◆ **Task objective**
From the entries, copy every line that carries the string "link".

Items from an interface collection
--- START ---
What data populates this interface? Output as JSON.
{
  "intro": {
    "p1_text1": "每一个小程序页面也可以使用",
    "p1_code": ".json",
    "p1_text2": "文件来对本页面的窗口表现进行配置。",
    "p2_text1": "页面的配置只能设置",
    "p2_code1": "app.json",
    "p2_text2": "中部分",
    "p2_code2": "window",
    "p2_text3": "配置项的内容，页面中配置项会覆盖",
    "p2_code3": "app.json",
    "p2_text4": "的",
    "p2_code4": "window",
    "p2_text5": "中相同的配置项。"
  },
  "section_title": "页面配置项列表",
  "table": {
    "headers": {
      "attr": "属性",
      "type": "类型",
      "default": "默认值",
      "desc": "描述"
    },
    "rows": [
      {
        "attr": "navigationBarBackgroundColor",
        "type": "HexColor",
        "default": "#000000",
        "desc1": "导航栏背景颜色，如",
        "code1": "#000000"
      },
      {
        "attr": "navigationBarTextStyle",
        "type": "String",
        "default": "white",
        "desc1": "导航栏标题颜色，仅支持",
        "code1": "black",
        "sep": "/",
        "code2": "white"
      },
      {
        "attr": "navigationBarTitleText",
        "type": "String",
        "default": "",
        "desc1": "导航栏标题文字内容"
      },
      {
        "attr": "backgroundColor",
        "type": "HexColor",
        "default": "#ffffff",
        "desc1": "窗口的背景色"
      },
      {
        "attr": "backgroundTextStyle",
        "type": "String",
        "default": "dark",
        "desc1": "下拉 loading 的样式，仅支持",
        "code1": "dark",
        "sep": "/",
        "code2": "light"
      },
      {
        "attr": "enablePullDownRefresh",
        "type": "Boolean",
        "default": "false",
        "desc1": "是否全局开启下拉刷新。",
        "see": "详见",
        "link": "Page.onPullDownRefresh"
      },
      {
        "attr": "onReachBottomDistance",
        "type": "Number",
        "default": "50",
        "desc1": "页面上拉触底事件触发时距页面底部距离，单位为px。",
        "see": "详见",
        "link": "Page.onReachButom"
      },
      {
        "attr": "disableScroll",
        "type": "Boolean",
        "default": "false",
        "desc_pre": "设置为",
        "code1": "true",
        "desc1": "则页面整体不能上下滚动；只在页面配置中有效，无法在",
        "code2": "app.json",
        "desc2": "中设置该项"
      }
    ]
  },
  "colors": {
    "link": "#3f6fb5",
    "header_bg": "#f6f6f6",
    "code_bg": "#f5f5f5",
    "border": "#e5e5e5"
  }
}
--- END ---
◆ **Response to the exercise**
        "link": "Page.onPullDownRefresh"
        "link": "Page.onReachButom"
    "link": "#3f6fb5",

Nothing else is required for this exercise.